* **Directions**: What is needed here is every record, retyped without any change.

################

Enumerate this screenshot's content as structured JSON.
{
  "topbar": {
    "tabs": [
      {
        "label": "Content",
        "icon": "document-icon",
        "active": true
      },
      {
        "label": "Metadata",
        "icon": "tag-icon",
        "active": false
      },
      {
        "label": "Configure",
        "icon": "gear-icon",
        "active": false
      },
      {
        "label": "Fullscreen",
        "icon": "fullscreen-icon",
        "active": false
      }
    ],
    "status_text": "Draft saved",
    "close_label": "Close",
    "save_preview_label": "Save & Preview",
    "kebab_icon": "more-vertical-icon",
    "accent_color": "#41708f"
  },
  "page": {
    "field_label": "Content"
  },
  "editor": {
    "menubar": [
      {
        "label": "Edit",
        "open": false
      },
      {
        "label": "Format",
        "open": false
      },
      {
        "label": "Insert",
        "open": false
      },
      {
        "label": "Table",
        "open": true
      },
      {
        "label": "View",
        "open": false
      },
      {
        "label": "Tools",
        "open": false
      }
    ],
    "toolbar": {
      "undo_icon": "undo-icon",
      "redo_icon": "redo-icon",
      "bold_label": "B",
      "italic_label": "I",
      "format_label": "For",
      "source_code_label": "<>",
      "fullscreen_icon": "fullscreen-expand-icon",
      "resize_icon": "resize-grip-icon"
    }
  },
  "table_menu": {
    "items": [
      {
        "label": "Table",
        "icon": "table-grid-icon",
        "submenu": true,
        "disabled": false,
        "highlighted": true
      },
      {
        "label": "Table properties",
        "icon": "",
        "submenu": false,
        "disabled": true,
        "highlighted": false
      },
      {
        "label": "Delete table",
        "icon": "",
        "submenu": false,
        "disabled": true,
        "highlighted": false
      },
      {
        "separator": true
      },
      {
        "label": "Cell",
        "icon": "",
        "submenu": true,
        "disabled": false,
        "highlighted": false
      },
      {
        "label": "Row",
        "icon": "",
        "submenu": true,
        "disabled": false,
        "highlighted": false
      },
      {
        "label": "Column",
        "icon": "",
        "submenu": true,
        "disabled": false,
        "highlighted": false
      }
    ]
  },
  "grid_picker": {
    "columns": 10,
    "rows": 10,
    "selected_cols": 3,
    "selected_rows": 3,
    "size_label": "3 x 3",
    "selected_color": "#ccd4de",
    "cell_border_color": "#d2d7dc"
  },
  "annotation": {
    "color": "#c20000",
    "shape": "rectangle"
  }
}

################

* **Worked solution**:
Enumerate this screenshot's content as structured JSON.
{
  "topbar": {
    "tabs": [
      {
        "label": "Content",
        "icon": "document-icon",
        "active": true
      },
      {
        "label": "Metadata",
        "icon": "tag-icon",
        "active": false
      },
      {
        "label": "Configure",
        "icon": "gear-icon",
        "active": false
      },
      {
        "label": "Fullscreen",
        "icon": "fullscreen-icon",
        "active": false
      }
    ],
    "status_text": "Draft saved",
    "close_label": "Close",
    "save_preview_label": "Save & Preview",
    "kebab_icon": "more-vertical-icon",
    "accent_color": "#41708f"
  },
  "page": {
    "field_label": "Content"
  },
  "editor": {
    "menubar": [
      {
        "label": "Edit",
        "open": false
      },
      {
        "label": "Format",
        "open": false
      },
      {
        "label": "Insert",
        "open": false
      },
      {
        "label": "Table",
        "open": true
      },
      {
        "label": "View",
        "open": false
      },
      {
        "label": "Tools",
        "open": false
      }
    ],
    "toolbar": {
      "undo_icon": "undo-icon",
      "redo_icon": "redo-icon",
      "bold_label": "B",
      "italic_label": "I",
      "format_label": "For",
      "source_code_label": "<>",
      "fullscreen_icon": "fullscreen-expand-icon",
      "resize_icon": "resize-grip-icon"
    }
  },
  "table_menu": {
    "items": [
      {
        "label": "Table",
        "icon": "table-grid-icon",
        "submenu": true,
        "disabled": false,
        "highlighted": true
      },
      {
        "label": "Table properties",
        "icon": "",
        "submenu": false,
        "disabled": true,
        "highlighted": false
      },
      {
        "label": "Delete table",
        "icon": "",
        "submenu": false,
        "disabled": true,
        "highlighted": false
      },
      {
        "separator": true
      },
      {
        "label": "Cell",
        "icon": "",
        "submenu": true,
        "disabled": false,
        "highlighted": false
      },
      {
        "label": "Row",
        "icon": "",
        "submenu": true,
        "disabled": false,
        "highlighted": false
      },
      {
        "label": "Column",
        "icon": "",
        "submenu": true,
        "disabled": false,
        "highlighted": false
      }
    ]
  },
  "grid_picker": {
    "columns": 10,
    "rows": 10,
    "selected_cols": 3,
    "selected_rows": 3,
    "size_label": "3 x 3",
    "selected_color": "#ccd4de",
    "cell_border_color": "#d2d7dc"
  },
  "annotation": {
    "color": "#c20000",
    "shape": "rectangle"
  }
}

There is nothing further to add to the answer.